Work to be completed: If a line in the entries below includes the string "icon", copy it out.

Web page and app entries:
------------------------------
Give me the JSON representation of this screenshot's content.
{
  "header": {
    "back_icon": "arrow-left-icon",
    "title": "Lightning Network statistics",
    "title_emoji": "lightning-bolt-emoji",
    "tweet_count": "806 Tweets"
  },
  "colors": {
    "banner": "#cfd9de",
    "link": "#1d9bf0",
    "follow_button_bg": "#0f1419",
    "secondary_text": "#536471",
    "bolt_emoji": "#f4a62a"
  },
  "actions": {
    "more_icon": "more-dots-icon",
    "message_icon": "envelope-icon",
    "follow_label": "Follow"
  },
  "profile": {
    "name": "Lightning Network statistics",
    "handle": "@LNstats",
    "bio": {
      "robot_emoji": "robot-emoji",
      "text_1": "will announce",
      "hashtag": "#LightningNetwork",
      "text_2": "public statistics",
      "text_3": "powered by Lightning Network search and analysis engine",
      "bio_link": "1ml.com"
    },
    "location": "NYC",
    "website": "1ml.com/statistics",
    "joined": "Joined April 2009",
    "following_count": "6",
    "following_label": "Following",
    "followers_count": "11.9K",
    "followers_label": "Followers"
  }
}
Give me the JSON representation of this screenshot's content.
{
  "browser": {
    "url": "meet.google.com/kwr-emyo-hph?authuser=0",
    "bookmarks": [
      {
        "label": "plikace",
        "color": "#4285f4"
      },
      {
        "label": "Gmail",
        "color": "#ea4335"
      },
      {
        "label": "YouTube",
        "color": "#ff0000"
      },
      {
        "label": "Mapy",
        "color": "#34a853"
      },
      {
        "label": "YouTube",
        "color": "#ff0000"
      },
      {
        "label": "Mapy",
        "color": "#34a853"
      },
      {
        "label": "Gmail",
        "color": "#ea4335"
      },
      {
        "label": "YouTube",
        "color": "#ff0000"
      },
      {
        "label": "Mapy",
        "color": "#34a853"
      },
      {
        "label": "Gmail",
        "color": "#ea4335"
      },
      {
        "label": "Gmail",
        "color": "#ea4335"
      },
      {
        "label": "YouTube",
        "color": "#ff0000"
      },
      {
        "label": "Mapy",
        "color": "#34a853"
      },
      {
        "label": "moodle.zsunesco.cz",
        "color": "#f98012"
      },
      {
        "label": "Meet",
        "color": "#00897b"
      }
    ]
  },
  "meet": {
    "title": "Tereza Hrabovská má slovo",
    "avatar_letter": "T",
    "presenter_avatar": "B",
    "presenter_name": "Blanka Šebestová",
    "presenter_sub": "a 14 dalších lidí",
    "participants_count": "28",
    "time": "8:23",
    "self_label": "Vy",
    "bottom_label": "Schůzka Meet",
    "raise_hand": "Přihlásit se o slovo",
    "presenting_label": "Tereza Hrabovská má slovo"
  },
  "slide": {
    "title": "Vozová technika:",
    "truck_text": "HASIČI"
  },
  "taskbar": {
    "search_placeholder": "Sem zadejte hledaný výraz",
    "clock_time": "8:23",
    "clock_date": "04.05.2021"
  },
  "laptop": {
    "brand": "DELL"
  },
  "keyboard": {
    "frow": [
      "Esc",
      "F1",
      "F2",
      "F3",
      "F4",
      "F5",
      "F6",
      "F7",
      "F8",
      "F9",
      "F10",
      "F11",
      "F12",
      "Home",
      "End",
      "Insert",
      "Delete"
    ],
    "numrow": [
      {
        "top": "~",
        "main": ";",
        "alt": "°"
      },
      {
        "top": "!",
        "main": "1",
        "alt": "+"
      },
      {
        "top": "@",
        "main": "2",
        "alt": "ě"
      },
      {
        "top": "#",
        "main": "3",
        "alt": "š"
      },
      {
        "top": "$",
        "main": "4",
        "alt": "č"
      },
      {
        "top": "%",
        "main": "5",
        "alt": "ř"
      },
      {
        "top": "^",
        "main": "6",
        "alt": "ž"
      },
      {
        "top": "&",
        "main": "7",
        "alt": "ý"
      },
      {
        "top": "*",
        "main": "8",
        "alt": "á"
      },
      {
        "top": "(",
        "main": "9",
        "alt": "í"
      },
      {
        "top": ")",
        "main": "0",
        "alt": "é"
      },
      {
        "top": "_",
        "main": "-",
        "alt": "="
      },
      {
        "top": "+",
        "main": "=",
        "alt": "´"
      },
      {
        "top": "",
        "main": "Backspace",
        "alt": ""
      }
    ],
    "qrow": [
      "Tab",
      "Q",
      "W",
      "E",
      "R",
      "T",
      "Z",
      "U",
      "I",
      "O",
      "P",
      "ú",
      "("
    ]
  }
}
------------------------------
Response:
    "back_icon": "arrow-left-icon",
    "more_icon": "more-dots-icon",
    "message_icon": "envelope-icon",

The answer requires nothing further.